[Exercise details]:
All lines in the records that carry the string "still" are to be shown.

(App and web page records)
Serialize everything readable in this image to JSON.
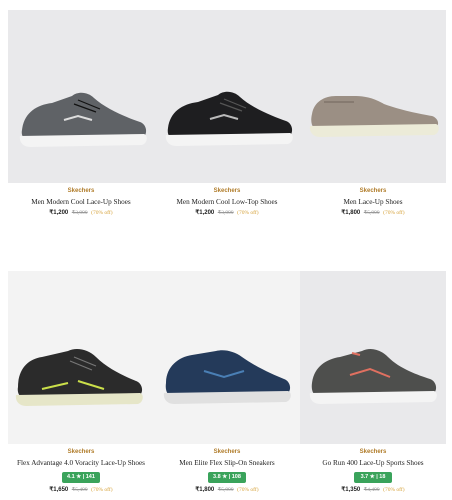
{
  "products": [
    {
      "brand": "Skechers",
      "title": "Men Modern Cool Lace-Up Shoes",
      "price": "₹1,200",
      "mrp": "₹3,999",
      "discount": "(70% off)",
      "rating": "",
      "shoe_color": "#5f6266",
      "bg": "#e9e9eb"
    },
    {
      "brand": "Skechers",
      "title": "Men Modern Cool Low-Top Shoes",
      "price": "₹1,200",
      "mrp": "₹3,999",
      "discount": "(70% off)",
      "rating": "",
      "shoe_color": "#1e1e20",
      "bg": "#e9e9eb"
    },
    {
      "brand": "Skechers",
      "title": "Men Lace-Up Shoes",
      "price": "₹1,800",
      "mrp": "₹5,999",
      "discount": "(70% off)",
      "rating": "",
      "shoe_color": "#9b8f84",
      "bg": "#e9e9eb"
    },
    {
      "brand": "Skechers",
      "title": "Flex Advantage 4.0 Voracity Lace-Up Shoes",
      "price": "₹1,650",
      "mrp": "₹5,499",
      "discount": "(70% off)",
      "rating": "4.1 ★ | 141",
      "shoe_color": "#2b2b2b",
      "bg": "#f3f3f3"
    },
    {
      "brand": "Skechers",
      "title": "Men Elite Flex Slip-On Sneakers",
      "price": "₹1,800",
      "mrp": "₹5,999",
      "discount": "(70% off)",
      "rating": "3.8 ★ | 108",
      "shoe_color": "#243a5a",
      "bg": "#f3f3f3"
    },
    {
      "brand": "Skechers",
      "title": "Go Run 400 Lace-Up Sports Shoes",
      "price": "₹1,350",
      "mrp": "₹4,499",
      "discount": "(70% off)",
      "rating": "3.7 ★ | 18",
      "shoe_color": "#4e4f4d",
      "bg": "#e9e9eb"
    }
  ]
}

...

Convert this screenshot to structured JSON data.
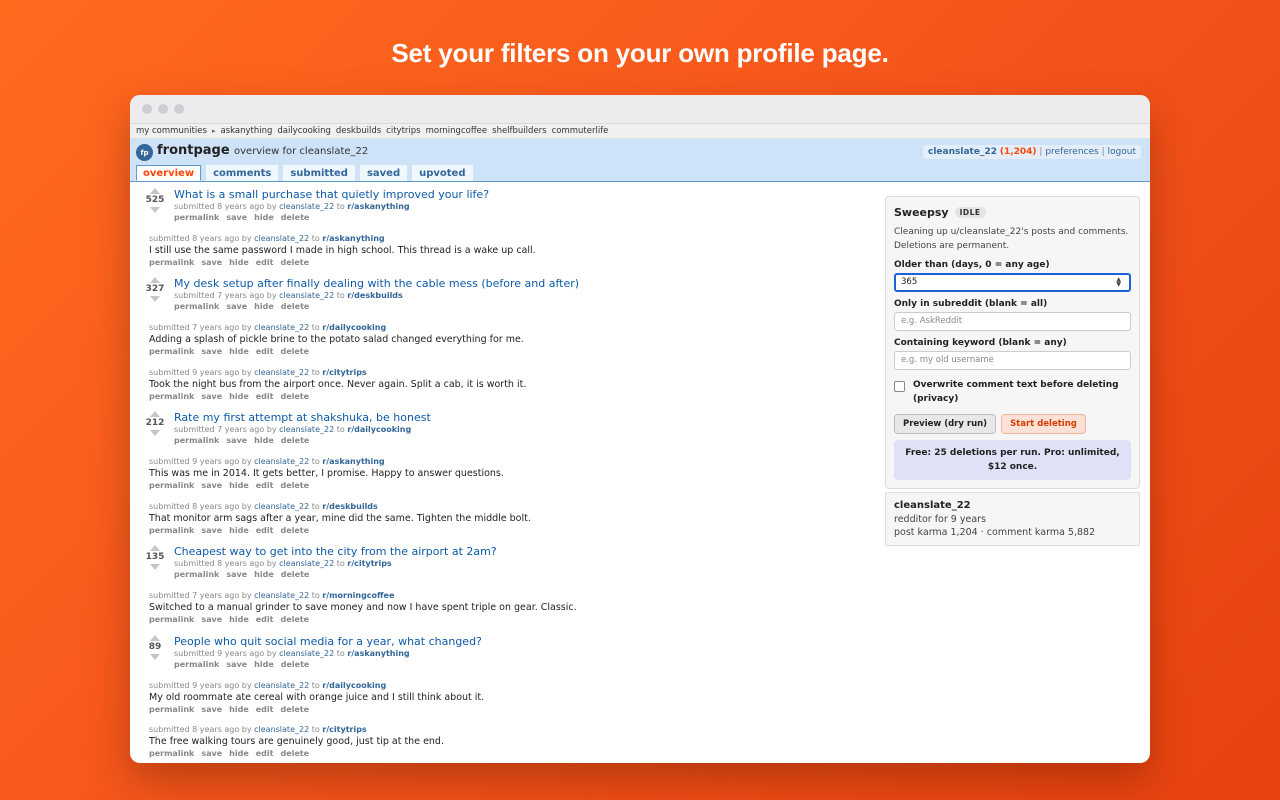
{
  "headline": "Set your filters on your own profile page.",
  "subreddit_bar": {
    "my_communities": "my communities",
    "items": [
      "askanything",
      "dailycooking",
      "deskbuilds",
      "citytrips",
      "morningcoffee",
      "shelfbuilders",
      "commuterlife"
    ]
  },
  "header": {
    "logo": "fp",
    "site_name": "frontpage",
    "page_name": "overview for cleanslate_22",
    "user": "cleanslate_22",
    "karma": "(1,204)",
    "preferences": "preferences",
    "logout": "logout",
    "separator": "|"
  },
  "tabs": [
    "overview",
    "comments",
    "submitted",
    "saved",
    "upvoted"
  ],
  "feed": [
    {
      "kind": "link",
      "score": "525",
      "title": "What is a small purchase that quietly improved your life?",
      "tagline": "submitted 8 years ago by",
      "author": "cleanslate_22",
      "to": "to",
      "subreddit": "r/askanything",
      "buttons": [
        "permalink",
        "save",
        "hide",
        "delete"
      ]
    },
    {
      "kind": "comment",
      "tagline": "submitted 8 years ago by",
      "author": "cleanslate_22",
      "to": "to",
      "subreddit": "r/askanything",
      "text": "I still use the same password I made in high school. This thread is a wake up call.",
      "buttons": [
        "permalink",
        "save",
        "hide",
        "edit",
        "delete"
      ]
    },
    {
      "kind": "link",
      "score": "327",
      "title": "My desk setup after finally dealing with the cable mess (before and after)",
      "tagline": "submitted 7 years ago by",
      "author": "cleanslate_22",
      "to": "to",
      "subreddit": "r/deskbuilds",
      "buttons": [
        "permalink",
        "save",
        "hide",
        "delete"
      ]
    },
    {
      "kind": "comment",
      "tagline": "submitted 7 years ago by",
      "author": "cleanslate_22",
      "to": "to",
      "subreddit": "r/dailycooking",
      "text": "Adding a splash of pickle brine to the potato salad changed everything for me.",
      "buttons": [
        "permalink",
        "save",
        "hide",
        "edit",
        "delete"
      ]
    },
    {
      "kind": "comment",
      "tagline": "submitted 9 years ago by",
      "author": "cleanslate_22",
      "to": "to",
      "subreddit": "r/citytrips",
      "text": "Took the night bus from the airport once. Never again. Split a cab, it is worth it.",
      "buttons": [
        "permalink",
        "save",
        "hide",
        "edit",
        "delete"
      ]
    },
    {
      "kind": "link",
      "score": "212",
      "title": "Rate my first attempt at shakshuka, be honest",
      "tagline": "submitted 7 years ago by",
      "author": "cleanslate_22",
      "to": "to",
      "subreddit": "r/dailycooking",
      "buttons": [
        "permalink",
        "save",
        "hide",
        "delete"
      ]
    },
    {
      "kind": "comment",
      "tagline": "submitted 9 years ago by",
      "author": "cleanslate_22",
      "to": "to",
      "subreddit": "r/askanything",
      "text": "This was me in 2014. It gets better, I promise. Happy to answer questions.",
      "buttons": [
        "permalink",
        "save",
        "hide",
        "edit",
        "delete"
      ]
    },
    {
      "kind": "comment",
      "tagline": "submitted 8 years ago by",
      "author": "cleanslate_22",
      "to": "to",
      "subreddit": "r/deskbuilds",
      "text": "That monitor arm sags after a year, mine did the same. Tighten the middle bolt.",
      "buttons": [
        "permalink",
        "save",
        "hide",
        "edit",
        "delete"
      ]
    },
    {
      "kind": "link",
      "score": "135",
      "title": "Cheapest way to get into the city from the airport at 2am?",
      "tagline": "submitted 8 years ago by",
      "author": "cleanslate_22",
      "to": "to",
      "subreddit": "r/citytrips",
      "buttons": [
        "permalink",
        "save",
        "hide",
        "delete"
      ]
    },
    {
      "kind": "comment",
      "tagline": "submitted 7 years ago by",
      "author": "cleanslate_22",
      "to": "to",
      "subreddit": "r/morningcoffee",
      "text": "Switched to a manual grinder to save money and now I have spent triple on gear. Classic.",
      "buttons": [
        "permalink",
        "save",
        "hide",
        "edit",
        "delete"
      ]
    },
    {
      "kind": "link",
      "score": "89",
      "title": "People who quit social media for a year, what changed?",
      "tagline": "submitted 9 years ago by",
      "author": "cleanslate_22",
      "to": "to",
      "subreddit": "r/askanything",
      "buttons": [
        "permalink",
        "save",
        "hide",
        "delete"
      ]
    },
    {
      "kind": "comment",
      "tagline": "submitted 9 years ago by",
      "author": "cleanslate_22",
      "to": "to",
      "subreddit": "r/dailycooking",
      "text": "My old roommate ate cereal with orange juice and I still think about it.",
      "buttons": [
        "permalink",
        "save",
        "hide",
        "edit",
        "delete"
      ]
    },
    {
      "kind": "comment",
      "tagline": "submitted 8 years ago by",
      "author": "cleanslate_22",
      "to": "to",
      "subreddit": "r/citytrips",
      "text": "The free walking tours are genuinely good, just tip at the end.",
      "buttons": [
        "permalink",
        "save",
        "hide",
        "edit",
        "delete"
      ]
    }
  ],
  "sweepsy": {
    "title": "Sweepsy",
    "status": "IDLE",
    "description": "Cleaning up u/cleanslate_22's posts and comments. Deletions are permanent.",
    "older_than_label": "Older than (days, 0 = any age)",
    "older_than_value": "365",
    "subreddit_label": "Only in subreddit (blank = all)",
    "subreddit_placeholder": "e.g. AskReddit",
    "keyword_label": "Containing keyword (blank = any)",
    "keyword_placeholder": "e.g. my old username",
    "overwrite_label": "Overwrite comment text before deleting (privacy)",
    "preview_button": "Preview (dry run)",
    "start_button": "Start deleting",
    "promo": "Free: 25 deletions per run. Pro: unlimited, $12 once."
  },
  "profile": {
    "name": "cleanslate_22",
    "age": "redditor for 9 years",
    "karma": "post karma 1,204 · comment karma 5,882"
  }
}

[Solution to this exercise]:
      "text": "I still use the same password I made in high school. This thread is a wake up call.",
      "text": "My old roommate ate cereal with orange juice and I still think about it.",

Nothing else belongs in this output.